Sport is part of our culture in the United Kingdom and has been for hundreds of years.
From the passion and dreams of an under 12 football match played on a rain-soaked and wind-battered pitch in Scotland on a Sunday morning to the annual running of the Grand National at Aintree followed by millions around the world. Our passion for sport takes many forms and that love affair is showing no signs of fading. Quite the opposite, in fact.
During the lockdowns and restrictions on large public gatherings that plagued 2020 and 2021, with many professional sports postponed, cancelled or played behind closed doors the one thing many of us missed was a fix of our favourite sport. Going to the big match and. cheering your team to victory, watching a pulsating boxing slugfest on Saturday evening.
Blowing the cobwebs away with a midweek round of badminton after work. The public was left locked out looking in.
Absence makes the heart grow fonder and that’s certainly the case when it comes to sport.
With favourites including football, boxing and tennis returning at every level, crowds are flocking to stadiums to soak up the atmosphere, sports bars to watch live on TV and we’re using sports betting sites to access live streaming. Radio has a part to play in our enjoyment of sport going forward, a huge part.
Why choose radio
It’s a question many sports fans may have pondered as more games are shown live on television or live streaming apps. Is there still a place in sports coverage for radio? The answer to that is, definitely. If you have ever listened to a Premier League football match at home on the radio or when travelling in your car, you’ll know the added excitement it brings.

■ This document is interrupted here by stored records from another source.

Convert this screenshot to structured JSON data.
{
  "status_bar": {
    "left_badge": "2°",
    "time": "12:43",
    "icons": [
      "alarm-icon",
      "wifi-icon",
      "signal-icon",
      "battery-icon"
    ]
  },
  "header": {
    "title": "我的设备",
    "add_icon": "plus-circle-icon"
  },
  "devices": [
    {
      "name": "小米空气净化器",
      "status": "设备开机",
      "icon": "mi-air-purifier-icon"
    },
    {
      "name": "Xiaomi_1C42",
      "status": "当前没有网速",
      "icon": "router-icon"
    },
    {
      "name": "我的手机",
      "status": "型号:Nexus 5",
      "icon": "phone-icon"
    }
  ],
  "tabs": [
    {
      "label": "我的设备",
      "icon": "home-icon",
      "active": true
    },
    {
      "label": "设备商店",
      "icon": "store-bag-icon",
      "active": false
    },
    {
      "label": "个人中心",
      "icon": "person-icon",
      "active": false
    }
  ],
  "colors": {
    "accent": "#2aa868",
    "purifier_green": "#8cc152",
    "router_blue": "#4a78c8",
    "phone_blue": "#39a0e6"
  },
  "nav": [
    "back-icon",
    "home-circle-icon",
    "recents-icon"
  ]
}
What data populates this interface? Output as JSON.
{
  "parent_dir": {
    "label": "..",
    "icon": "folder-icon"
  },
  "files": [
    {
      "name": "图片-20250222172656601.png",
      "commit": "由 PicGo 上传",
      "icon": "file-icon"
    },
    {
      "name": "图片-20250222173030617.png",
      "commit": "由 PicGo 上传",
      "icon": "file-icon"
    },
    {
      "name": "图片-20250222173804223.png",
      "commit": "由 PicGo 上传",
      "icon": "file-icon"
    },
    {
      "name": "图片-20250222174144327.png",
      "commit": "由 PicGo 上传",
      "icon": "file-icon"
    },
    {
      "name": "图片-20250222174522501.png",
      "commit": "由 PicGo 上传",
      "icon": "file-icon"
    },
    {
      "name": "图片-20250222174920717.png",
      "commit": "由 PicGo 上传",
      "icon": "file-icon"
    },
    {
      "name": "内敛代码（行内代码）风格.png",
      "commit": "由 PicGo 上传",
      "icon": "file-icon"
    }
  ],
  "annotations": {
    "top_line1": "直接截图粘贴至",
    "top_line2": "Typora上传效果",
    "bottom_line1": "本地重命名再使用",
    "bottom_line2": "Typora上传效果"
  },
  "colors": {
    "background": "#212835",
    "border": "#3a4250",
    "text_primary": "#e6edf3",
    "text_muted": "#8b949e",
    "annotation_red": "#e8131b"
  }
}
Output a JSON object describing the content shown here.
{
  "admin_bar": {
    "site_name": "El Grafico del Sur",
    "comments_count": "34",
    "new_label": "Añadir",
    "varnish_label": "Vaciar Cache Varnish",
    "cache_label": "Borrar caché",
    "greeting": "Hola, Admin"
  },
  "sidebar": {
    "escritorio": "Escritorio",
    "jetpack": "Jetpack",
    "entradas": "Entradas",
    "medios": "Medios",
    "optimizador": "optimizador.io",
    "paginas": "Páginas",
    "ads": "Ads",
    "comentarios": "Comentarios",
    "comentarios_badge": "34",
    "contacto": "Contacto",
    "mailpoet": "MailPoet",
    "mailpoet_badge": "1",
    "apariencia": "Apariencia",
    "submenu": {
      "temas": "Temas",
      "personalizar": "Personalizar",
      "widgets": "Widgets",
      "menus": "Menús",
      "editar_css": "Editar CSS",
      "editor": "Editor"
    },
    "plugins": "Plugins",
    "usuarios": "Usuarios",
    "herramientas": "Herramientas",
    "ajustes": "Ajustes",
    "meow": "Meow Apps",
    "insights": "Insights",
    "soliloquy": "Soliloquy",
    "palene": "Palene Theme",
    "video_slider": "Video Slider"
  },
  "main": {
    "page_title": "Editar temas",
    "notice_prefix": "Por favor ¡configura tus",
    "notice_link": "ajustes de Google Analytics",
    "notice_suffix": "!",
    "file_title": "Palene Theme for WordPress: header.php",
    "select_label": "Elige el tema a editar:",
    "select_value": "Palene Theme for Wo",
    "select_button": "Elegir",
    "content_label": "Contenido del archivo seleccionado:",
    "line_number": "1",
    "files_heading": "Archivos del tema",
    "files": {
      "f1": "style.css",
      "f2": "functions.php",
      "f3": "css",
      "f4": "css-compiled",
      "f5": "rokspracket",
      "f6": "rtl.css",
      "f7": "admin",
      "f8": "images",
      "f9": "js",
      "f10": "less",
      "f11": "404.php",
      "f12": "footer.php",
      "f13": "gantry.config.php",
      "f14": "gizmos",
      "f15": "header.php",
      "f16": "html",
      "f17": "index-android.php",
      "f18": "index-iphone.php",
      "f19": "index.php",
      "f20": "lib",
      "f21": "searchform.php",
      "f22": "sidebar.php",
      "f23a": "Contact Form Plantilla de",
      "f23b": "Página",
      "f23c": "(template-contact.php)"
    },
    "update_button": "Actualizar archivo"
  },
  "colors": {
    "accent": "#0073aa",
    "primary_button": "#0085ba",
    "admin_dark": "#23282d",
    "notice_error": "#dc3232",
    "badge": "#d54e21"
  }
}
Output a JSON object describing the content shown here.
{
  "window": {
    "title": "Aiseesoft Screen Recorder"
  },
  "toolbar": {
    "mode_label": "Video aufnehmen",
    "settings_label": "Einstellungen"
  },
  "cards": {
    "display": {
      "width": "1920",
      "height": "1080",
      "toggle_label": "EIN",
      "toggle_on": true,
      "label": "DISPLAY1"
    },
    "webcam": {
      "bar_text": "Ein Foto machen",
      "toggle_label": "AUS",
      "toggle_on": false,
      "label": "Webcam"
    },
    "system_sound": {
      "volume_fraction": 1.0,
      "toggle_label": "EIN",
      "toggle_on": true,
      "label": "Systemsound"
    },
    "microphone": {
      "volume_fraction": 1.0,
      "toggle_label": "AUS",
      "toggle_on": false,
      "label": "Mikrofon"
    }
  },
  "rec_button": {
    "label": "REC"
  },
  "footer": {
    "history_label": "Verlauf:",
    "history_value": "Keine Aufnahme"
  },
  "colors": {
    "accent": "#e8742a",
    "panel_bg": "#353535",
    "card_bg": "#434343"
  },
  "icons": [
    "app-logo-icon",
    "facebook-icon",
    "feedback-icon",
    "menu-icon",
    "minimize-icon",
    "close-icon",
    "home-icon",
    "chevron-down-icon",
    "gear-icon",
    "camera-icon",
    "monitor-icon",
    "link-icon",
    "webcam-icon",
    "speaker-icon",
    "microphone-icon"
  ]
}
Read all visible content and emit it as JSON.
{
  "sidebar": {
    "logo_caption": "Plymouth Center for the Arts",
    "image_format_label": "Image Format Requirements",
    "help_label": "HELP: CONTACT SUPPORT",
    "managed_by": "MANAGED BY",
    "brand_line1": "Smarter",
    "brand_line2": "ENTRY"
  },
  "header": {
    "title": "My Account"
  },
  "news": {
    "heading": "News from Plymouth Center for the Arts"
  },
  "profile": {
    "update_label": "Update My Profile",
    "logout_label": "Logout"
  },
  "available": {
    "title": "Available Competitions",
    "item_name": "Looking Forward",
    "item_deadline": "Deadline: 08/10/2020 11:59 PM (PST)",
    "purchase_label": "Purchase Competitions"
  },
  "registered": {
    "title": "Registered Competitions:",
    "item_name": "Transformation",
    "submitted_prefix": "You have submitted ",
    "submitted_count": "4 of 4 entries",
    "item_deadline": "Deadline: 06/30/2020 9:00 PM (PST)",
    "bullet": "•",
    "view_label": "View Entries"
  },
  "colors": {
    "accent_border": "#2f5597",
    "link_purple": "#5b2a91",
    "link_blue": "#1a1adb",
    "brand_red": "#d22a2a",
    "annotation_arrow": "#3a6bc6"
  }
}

If you have ever tuned in to coverage of a late-night championship boxing match with the radio commentary coming from ringside, you’ll argue the case for radio all day against its critics. It’s a unique, imaginative and exciting way to experience the play.
In the absence of live pictures, it takes a special kind of commentator to work on radio.
Those covering a game for TV or a live stream will give their opinions on the match, keeping up to speed with passes, shots and the stats. They know you can see the same game they are commentating on, so they often play a bit part, allowing the play to take centre stage and entertain. Their job is simply to keep you company until the final whistle.
It’s a much simpler task than the one faced by radio commentators.
When covering a match for radio the commentary team must also offer their expert opinion on the match, flagging up tactical changes or substitutions, the severity of an injury or chances of a booked player being ordered off. That’s the basics for a radio commentator but, without you having access to live pictures, they must go a step further. A football commentator on the radio must paint you a picture of what’s going on while really ramping up the excitement.
If you listen to a radio commentator alongside a TV commentator you’ll hear the striking differences. Those on radio are more descriptive, more energetic and more passionate.
They know their job is not only to inform but also to grab your attention and keep you on that station. They aim to have you hanging on to their every word and that takes a skill their colleagues over at live TV just don’t possess.
When to choose radio
There are many instances where you may choose radio over TV or live streaming but there are also instances when you can combine the two. Have you ever watched a football match on live television with the TV muted and listened to the radio coverage of the same game? If not, it’s something any sports fan should try.
You can enjoy the convenience of following the live pictures and the descriptive powers of a talented radio commentator who should be far more passionate and intense than the one employed on TV. We’re confident that when you try this hybrid form of following your favourite sport, you will be a huge fan.